#### Dataset extract ####

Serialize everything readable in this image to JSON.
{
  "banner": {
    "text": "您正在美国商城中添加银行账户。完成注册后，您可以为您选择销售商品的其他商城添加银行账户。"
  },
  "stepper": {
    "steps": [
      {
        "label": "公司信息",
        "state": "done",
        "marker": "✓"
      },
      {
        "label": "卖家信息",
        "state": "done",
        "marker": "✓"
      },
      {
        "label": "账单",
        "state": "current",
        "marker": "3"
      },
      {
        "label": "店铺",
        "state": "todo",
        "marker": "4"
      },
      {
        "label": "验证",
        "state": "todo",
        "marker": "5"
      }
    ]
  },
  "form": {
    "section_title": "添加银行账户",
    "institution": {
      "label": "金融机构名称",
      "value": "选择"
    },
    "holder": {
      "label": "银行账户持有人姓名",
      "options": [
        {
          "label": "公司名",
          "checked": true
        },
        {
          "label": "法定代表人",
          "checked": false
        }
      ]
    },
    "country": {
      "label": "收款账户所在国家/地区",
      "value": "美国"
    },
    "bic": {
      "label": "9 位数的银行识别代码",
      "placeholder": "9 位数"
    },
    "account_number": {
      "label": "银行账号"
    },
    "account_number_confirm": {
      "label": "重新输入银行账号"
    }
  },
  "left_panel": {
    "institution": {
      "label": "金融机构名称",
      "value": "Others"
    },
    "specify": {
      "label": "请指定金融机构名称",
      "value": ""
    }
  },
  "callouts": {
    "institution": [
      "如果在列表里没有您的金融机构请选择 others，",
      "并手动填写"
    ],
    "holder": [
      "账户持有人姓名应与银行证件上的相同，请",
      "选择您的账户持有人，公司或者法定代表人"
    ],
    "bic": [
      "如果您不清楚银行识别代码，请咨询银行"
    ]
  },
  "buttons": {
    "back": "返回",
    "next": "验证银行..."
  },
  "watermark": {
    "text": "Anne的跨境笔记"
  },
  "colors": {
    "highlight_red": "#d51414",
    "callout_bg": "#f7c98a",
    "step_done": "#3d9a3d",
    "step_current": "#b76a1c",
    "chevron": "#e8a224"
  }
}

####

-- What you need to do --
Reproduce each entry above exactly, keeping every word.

-- Worked solution --
Serialize everything readable in this image to JSON.
{
  "banner": {
    "text": "您正在美国商城中添加银行账户。完成注册后，您可以为您选择销售商品的其他商城添加银行账户。"
  },
  "stepper": {
    "steps": [
      {
        "label": "公司信息",
        "state": "done",
        "marker": "✓"
      },
      {
        "label": "卖家信息",
        "state": "done",
        "marker": "✓"
      },
      {
        "label": "账单",
        "state": "current",
        "marker": "3"
      },
      {
        "label": "店铺",
        "state": "todo",
        "marker": "4"
      },
      {
        "label": "验证",
        "state": "todo",
        "marker": "5"
      }
    ]
  },
  "form": {
    "section_title": "添加银行账户",
    "institution": {
      "label": "金融机构名称",
      "value": "选择"
    },
    "holder": {
      "label": "银行账户持有人姓名",
      "options": [
        {
          "label": "公司名",
          "checked": true
        },
        {
          "label": "法定代表人",
          "checked": false
        }
      ]
    },
    "country": {
      "label": "收款账户所在国家/地区",
      "value": "美国"
    },
    "bic": {
      "label": "9 位数的银行识别代码",
      "placeholder": "9 位数"
    },
    "account_number": {
      "label": "银行账号"
    },
    "account_number_confirm": {
      "label": "重新输入银行账号"
    }
  },
  "left_panel": {
    "institution": {
      "label": "金融机构名称",
      "value": "Others"
    },
    "specify": {
      "label": "请指定金融机构名称",
      "value": ""
    }
  },
  "callouts": {
    "institution": [
      "如果在列表里没有您的金融机构请选择 others，",
      "并手动填写"
    ],
    "holder": [
      "账户持有人姓名应与银行证件上的相同，请",
      "选择您的账户持有人，公司或者法定代表人"
    ],
    "bic": [
      "如果您不清楚银行识别代码，请咨询银行"
    ]
  },
  "buttons": {
    "back": "返回",
    "next": "验证银行..."
  },
  "watermark": {
    "text": "Anne的跨境笔记"
  },
  "colors": {
    "highlight_red": "#d51414",
    "callout_bg": "#f7c98a",
    "step_done": "#3d9a3d",
    "step_current": "#b76a1c",
    "chevron": "#e8a224"
  }
}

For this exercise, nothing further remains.